Problem statement
Go through the entries below and give the number of lines that have the string "percent", and only that.

Information
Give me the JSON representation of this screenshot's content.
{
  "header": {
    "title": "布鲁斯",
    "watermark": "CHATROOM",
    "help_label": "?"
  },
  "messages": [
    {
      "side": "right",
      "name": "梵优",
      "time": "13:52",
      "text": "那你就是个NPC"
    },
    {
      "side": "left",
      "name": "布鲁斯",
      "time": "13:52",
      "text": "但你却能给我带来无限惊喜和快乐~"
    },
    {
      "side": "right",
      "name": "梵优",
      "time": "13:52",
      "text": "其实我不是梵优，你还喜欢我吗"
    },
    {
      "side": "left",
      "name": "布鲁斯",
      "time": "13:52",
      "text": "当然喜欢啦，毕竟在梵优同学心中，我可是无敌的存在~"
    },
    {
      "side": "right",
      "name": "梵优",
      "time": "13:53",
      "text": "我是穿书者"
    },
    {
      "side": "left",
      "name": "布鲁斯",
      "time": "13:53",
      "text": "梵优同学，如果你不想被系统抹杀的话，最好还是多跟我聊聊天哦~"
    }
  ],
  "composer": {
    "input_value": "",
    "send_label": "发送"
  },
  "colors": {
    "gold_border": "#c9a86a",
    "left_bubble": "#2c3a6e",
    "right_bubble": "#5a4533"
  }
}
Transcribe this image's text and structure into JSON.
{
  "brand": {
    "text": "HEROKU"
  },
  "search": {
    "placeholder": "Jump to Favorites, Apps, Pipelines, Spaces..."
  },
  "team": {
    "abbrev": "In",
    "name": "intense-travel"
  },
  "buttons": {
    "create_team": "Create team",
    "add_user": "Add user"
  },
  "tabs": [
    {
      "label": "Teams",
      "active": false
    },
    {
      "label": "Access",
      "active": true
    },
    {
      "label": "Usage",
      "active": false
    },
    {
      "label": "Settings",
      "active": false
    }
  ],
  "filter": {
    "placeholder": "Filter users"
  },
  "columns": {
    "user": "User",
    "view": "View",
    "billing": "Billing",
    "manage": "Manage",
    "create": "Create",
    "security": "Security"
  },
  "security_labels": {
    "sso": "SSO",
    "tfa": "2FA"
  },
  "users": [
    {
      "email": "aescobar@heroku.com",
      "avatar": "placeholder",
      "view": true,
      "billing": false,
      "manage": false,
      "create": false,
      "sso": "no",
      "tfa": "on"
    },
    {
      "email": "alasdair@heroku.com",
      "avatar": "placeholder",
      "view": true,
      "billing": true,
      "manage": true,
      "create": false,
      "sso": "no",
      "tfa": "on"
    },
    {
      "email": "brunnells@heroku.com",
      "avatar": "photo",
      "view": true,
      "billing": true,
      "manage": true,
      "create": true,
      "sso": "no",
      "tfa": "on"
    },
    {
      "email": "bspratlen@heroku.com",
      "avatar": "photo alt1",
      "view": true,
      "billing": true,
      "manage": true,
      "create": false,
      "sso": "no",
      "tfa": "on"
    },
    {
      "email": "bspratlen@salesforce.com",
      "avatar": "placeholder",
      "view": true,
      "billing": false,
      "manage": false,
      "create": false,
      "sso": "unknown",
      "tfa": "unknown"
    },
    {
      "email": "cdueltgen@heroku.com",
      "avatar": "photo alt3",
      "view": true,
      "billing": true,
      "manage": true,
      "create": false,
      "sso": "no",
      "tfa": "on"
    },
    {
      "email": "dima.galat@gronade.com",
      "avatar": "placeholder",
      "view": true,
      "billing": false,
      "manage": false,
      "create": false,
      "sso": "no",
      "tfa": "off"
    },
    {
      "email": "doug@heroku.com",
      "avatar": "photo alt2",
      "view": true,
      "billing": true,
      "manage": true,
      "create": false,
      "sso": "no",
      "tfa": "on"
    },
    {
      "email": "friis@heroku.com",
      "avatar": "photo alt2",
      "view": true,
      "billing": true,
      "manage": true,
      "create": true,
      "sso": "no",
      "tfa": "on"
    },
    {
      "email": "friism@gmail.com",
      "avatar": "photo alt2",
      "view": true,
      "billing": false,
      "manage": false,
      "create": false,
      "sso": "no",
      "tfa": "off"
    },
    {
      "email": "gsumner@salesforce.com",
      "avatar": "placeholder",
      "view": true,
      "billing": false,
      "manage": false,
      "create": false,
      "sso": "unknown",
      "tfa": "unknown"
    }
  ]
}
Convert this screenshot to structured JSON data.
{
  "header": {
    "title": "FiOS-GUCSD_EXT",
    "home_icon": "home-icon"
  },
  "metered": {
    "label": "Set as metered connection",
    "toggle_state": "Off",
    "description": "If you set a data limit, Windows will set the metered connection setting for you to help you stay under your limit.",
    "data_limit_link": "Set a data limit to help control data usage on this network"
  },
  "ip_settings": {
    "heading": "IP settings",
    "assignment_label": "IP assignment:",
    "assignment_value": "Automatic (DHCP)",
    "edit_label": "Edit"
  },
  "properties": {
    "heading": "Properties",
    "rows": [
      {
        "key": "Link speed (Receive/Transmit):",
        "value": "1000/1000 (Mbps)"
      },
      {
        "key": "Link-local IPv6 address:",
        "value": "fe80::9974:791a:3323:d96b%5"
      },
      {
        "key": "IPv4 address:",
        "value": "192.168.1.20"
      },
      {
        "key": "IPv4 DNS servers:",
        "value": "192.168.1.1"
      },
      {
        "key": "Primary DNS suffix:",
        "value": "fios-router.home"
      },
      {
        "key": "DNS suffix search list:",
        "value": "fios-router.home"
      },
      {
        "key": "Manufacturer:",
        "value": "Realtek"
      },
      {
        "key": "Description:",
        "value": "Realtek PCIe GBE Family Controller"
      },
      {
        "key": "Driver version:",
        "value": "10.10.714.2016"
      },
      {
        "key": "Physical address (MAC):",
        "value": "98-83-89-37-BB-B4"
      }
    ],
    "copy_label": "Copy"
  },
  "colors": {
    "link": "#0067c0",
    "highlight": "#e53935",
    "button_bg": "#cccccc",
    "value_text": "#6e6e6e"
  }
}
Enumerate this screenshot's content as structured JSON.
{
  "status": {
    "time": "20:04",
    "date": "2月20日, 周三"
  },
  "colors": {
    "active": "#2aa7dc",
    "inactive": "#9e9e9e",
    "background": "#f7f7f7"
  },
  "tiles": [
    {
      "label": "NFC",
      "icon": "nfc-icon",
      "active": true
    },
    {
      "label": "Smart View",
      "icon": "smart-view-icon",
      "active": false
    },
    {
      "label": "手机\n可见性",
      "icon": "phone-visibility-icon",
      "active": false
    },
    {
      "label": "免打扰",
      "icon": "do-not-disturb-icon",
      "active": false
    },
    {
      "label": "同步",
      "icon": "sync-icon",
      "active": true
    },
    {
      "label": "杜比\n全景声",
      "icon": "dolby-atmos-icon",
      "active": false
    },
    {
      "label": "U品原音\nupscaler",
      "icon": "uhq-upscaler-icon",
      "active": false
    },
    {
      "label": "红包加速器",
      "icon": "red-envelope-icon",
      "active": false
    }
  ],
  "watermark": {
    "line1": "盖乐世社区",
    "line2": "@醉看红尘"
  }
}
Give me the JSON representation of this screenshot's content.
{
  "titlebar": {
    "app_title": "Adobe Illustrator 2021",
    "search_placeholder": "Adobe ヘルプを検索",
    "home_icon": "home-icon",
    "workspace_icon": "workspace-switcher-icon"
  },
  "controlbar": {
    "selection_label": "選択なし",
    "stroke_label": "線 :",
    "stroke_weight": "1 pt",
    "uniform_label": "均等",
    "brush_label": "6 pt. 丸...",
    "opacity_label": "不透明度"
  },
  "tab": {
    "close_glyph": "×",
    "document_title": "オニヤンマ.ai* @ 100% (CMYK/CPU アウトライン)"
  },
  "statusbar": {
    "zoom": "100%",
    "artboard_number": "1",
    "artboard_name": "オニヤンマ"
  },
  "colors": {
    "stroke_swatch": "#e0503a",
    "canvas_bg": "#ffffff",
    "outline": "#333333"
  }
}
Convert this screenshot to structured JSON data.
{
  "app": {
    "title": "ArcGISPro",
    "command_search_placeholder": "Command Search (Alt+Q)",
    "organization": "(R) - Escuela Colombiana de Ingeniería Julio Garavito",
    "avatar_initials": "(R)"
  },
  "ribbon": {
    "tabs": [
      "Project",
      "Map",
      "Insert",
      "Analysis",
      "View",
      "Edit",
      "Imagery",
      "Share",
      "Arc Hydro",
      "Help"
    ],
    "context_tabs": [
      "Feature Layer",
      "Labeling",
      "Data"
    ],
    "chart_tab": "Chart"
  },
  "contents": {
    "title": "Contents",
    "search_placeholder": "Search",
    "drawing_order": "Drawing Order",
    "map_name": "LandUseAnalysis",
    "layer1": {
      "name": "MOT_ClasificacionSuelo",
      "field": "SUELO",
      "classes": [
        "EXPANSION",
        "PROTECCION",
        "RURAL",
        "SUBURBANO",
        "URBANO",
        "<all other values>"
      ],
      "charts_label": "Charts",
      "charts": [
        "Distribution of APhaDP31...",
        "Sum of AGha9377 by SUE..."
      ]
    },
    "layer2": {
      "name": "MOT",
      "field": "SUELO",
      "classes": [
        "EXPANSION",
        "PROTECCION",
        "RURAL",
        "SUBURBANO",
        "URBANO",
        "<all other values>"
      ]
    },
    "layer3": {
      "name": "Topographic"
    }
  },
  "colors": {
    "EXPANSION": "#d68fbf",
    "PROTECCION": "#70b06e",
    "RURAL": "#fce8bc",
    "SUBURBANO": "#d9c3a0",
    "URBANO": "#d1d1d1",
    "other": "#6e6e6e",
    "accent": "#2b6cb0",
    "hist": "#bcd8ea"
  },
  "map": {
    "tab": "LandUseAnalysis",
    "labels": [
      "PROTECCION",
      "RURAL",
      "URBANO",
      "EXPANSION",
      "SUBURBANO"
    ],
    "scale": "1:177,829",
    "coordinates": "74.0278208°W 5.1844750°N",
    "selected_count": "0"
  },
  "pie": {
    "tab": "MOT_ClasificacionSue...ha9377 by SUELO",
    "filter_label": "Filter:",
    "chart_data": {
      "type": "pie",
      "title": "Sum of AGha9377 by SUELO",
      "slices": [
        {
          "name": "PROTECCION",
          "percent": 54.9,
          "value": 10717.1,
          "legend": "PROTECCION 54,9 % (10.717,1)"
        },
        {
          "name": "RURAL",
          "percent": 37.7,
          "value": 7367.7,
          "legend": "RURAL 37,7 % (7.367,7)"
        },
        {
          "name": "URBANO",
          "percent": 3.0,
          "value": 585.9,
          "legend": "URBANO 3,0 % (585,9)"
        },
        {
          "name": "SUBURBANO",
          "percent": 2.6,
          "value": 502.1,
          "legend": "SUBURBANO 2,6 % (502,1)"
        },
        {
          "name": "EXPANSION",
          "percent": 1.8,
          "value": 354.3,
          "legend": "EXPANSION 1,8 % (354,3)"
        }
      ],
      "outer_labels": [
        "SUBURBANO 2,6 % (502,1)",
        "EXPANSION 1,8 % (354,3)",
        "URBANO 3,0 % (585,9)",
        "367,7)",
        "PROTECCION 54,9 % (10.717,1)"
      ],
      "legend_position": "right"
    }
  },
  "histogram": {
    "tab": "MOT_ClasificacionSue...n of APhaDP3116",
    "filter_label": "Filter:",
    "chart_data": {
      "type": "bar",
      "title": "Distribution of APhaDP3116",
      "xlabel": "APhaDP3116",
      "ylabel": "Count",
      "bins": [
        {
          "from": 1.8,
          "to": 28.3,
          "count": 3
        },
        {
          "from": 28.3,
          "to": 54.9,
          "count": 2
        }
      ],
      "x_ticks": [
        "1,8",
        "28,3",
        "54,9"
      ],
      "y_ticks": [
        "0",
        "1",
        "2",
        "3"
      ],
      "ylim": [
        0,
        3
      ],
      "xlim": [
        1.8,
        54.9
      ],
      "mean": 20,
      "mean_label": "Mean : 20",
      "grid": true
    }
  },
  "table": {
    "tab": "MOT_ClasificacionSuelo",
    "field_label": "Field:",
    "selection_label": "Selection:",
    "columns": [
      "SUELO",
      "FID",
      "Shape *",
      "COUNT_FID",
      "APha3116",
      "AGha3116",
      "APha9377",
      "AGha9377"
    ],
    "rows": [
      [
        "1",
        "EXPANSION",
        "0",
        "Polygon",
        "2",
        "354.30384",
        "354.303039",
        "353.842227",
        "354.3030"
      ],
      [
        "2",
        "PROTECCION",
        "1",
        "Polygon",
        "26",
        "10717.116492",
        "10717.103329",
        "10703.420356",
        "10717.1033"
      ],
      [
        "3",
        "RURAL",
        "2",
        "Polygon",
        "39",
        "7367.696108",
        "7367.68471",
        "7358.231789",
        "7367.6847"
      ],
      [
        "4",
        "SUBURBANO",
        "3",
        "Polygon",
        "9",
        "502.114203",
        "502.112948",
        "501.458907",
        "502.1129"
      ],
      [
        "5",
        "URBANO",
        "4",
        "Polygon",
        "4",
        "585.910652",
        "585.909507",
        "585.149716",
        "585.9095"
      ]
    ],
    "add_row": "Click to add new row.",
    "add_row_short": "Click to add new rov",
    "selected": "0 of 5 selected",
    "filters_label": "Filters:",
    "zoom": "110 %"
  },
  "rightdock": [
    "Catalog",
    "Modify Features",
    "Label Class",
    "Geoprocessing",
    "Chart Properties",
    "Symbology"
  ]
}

Answer to this problem
5